By Caroline Gabriel, Research Director, Maravedis-Rethink
Facebook may be the archetypal over-the-top player, but like Google, it is starting to take an interest in underlying network technologies and how it might harness them to enhance its services.
Recently it has shown a keen interest in certain LTE capabilities, particularly LTE Direct and Multicast. And in some cases it is working closely with the mobile operators which have so often seen it as a rival, and delving deep into their networks to improve performance on both sides.
Operators have long raged at application providers, and even device makers (most famously Apple), which make no effort to understand or support the constraints and workings of a mobile network, leading to inefficient use of the limited resources, poor user experience and congested networks. There have been growing efforts to bring developers and cellcos together, and the more over-the-top giants rely on mobile users rather than PCs, and differentiate themselves via QoS-critical features like HD video streaming, the more they will have to take account of how a cellular network actually operates.
Facebook is showing willing, and this week, the social media giant announced that it had worked with Indonesia's XL Axiata and with Ericsson, on joint development of a new methodology to improve network performance based on application use cases. By combining Ericsson’s network monitoring tools and Facebook’s application test cases, app coverage was improved by 70%, said the Swedish vendor – an important enhancement for operators whose customers often regard social media as their most important, and most constantly accessed, application. It also points to a growing trend for carriers to harness social media to help understand and improve their customers’ network experience.
“We believe this is the first time that an operator, network technology provider and application provider have cooperated on such a project,” XL Axiata CEO Hasnul Suhaimi said.
The partnership not only improves customer experience for both the social app and the network operator, but it shows Facebook looking to corral mobile operators into its way of looking at the mobile web. Over-the-top players need strong mobile network performance as much as the carriers themselves, to drive usage and enhance brand quality. So it is in their interests to use those networks efficiently, but also to involve the network owners in their open web activities rather than keeping them outside the door. For these reasons, the Indonesian effort was under the auspices of Facebook’s Internet.org initiative (of which Ericsson is also a founder member), which aims to bring affordable internet access to the entire world.
The project involved the development of a series of KPIs based on simulated Facebook use cases, which were then measured against real network performance statistics.

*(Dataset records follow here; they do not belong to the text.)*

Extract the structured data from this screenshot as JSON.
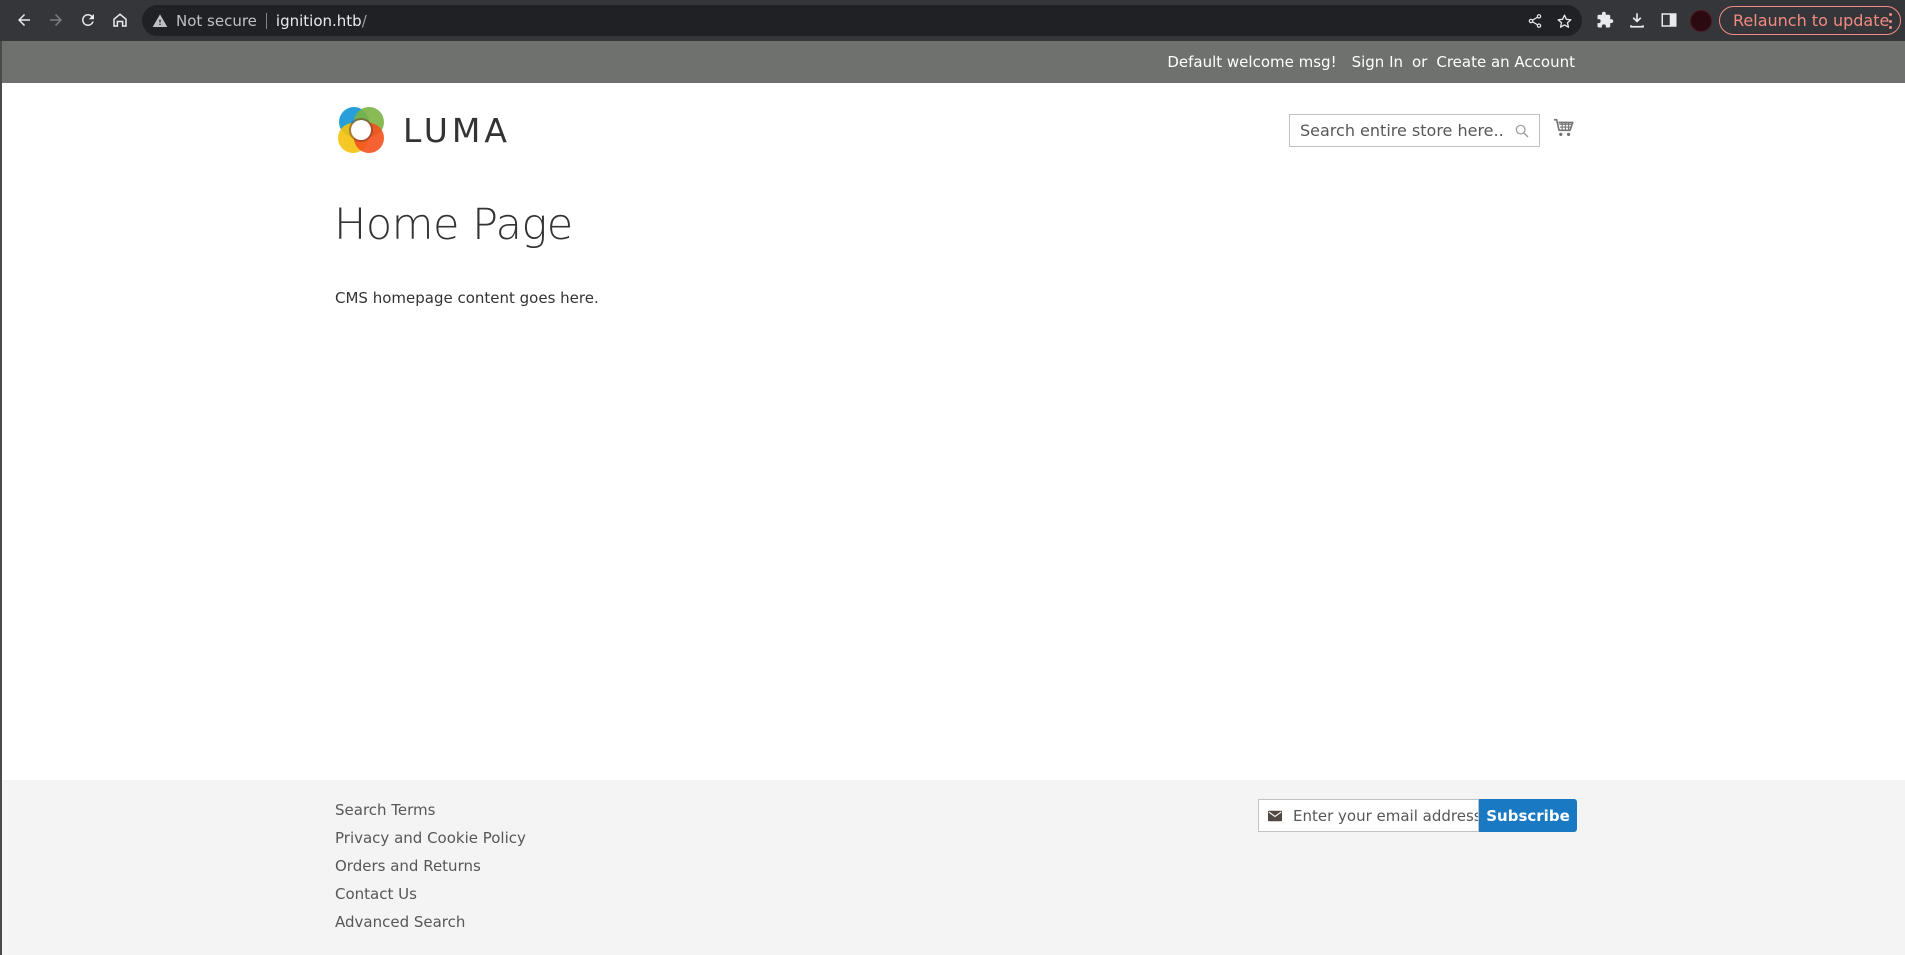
{
  "browser": {
    "security_label": "Not secure",
    "url_host": "ignition.htb",
    "url_path": "/",
    "relaunch_label": "Relaunch to update",
    "colors": {
      "chrome_bg": "#35363a",
      "omnibox_bg": "#202124",
      "relaunch": "#f28b82"
    }
  },
  "panel_header": {
    "welcome": "Default welcome msg!",
    "sign_in": "Sign In",
    "or": "or",
    "create_account": "Create an Account",
    "bg_color": "#6e716e"
  },
  "header": {
    "logo_text": "LUMA",
    "search_placeholder": "Search entire store here..."
  },
  "main": {
    "title": "Home Page",
    "content": "CMS homepage content goes here."
  },
  "footer": {
    "links": [
      {
        "label": "Search Terms"
      },
      {
        "label": "Privacy and Cookie Policy"
      },
      {
        "label": "Orders and Returns"
      },
      {
        "label": "Contact Us"
      },
      {
        "label": "Advanced Search"
      }
    ],
    "newsletter_placeholder": "Enter your email address",
    "subscribe_label": "Subscribe",
    "accent_color": "#1979c3"
  }
}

This process was most successful in two KPIs - time to content, and the number of connections made within three seconds, both of which improved by up to 70%, while upload time improved by up to 50%.
“Recently the use of data services in Indonesia has increased significantly and is expected to continue into the future... We believe app coverage is essential and correlating Facebook application use cases with network-wide statistics has proven to be an innovative and efficient way to detect and address network optimization opportunities,” commented Suhaimi in a statement.
And this is not all about mobile broadband and smartphones – although Indonesia has the fourth largest Facebook user base in the world, 75% of its mobile subscribers are on GSM/EDGE networks. In recent years, Facebook has made many efforts to ensure its mobile sites and apps are adapted for low level connections and for featurephones.
The methodology has been published in a white paper to provide a blueprint for other operators. Chris Daniels, Facebook’s VP for Internet.org, said in a statement: "As part of Internet.org's efforts to connect the two-thirds of the world's population that is not yet connected, Facebook is committed to working with partners to develop innovative tools and share learnings across the industry. With the methodology set forth in this white paper, we have a model for improving network performance that can be applied globally by mobile network operators. This will help ensure we have more efficient use of existing network capacity and resources, which is key to delivering on our mission to close the connectivity gap."
Facebook is getting interested in the mechanics of the network at the 4G end as well as in 2G bases like Indonesia’s, and in both cases the network efficiency of apps will be critical to customer experience. However, its interest in technologies like LTE Direct may send a shiver down the spines of some cellcos, which hope to exploit their control and knowledge of LTE to enrich their own services, including multicast and voice, and so to differentiate themselves from over-the-top rivals.
Facebook’s VP of engineering, Jay Parikh, told Qualcomm’s recent Uplinq developer conference that the company is planning services which rely on LTE Multicast and LTE Direct. The latter is a peer-to-peer technology which supports localized services, within 500 meters of the user, without the need to go via a base station.
This would drive new user experiences and advertising opportunities, said Parikh because the use of licensed spectrum can provide some guarantees that are tough to achieve with unlicensed WiFi – in areas such as privacy and security, for instance. “LTE Direct would let us expose or create user experiences around serendipitous experiences with friends nearby,” he added.
LTE Direct could be another mechanism for Facebook and its advertisers to know exactly where users are, and what they are doing, in order to target them more precisely with promotions and information. For instance, they could find out about impromptu meetings and events more easily.